For example, content that’s centered around the national soccer teams from Dubai and United Arab Emirates is going to appeal to a more prosperous demographic than a game preview for the University of Idaho Vandals football team.
With a little research, affiliates should be able to identify specific sports, teams and games that attract high worth players.
Just remember that radical changes to your site’s content may wind up alienating the customers who are most valuable to you in the long run.

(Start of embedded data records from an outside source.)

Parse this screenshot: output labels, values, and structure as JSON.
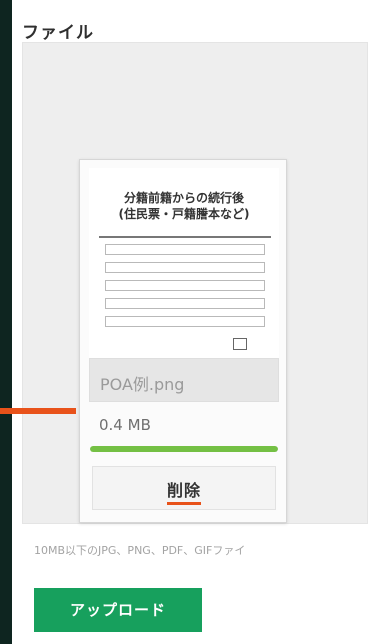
{
  "section_label": "ファイル",
  "file": {
    "thumbnail_title_line1": "分籍前籍からの続行後",
    "thumbnail_title_line2": "(住民票・戸籍謄本など)",
    "name": "POA例.png",
    "size": "0.4 MB",
    "upload_progress_percent": 100,
    "delete_label": "削除"
  },
  "hint_text": "10MB以下のJPG、PNG、PDF、GIFファイ",
  "upload_label": "アップロード",
  "colors": {
    "accent_green": "#17a05d",
    "progress_green": "#74c044",
    "highlight_orange": "#e8521a"
  }
}
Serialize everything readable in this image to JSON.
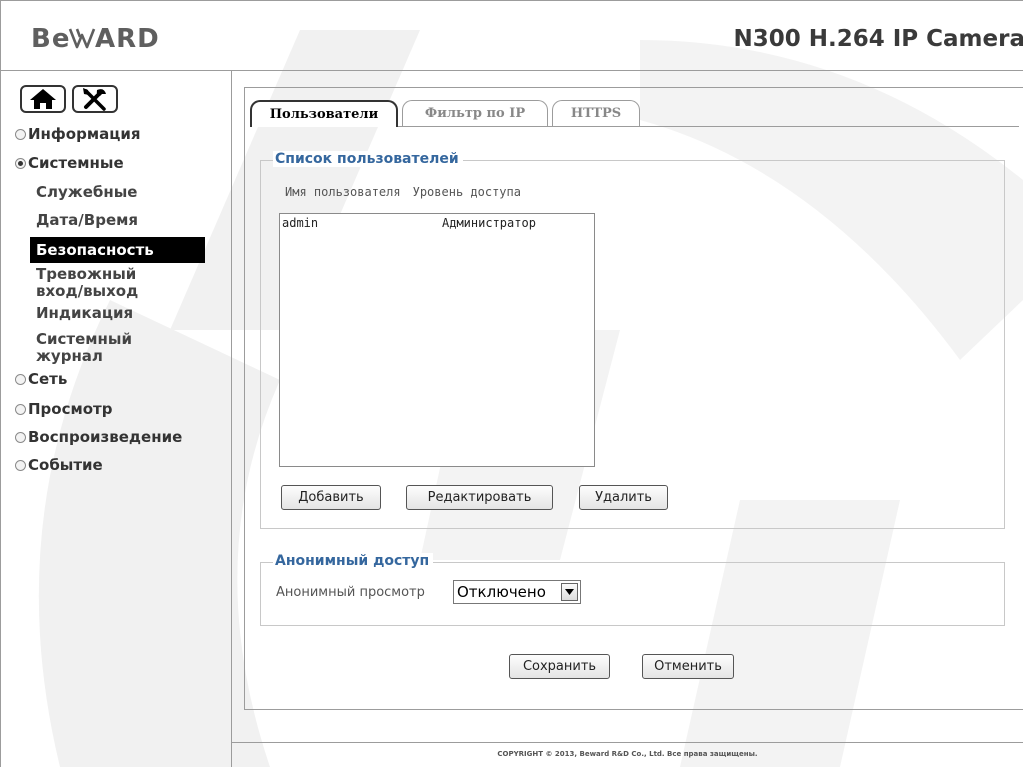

Those folks who come for football betting advice might not be so interested in reading about Kuwaiti soccer.
The Long Tail
Affiliates who are considering going into the whale hunting game might want to take a step back and consider a business concept known as the long tail.
In short, the long tail theory states that businesses are better off catering to large numbers of customers who make small, but regular, purchases over time instead of a few customers who make big purchases.
This idea should hold some weight for affiliates who rely on repeat customers. After all, there are a lot more players who deposit $100 every few months than players who deposit thousands every week.
If you step back and look at the big picture you might realize that whale hunting might not be as lucrative as scooping up handfuls of guppies.
Chasing whales can be worthwhile if you really know what you’re doing. But for most affiliates, the best play is to go after players who are most like the person they look at in the mirror every morning. Site operators who play to their strengths are going to be far better off in the long run.
Site operators should take a lesson from Captain Ahab in the classic “Moby Dick” and not hunt whales at the expense of smaller, more reliable gamers.
Do you think that chasing whales are worth the effort? Let us know in our Chasing Whales forum thread!